The family farm is run by Cadel and Rebecca Crowl (great hosts; Cadel is also a veteran). They focus on producing high quality beef. They also showed us the NRCS (conservation) improvements they've done to improve the health of their cattle. Record keeping has helped them to accurately determine the most productive mama cows, which in some cases was not what they expected. We got to see their [poop] mountain from the cattle, and how they are planning on turning something they used to give away into sellable compost! We also got to visit their herd in a nearby rented pasture.
In our next blog, we'll cover financing a farm and record keeping, law as is applies to farms, and visit Blue Yonder Organic Farm.
It's been a busy month at Four Flags Farm! As an Air Force veteran, Ben applied and was accepted to a veteran farming training in Crawfordsville, IN, called Armed to Farm, which is provided by NCAT. This training is an opportunity for military veterans to learn about sustainable and organic agriculture, including running a farm business. It was a great experience!
There were a wide variety of veterans in attendance, representing most branches of the military, about equal amount male/female, various ages from late twenties to late sixties, some brought spouses, etc. Veterans got the chance to learn from presenters from several government agencies, currently practicing farmers, and take numerous trips to visit farms.
First the veterans started with a little light reading...
Just kidding! This was the reference material that was provided to the veterans that they can use once they get home.
After introductions, the group learned about the Farmer Veteran Coalition (FVC). This is a great organization that focuses on helping military veterans who are interested in agriculture. It provides resources for marketing (through Homegrown By Heroes), farming, and business. Additionally, they can provide some financial assistance through their FVC fellowship. Ben is both a member of FVC Indiana and a recipient of the FVC fellowship (gift card to Tractor Supply Co.).
The training then covered several programs offered by the USDA. These programs covered:
After lunch, we went on the road to visit Four Seasons. The market is a venture by four farmer families to provide local food to the Crawfordsville area year round, instead of only during summer. As their website states:
The market offers beef, pork, lamb, chickens, eggs, coffee, homemade heat and serve meals, honey, syrup, and a variety of homemade baked goods.
While at Four Seasons, we discussed how they chose their location, their target customers, their business model, local advertising, division of responsibilities of the owners, as well as a couple of "oh poop" moments, such as when freezers break down and product is lost.

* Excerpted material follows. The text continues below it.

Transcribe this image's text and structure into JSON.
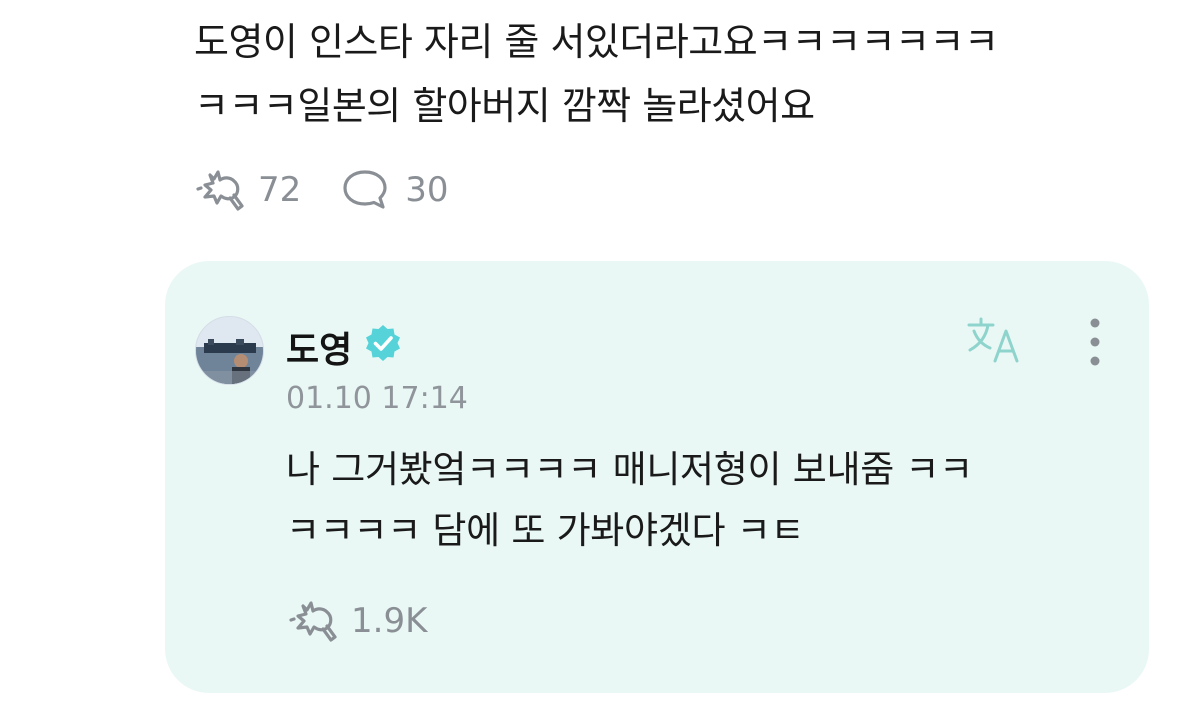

Our final destination was Shannon Family Farms, one of the four farms that runs Four Seasons. Their family farm is a diversified livestock farm raising pork, beef, chicken, and eggs. They are nestled on a beautiful 9 acre farm, including a barn from the late 1800's.
That's it for this post; hope you liked it. Keep checking back for Part 2, when we discuss more classroom topics, the Purdue Student Farm, and Crowl Cattle Farm.
We are Four Flags Farm, Armonda & Ben Riggs!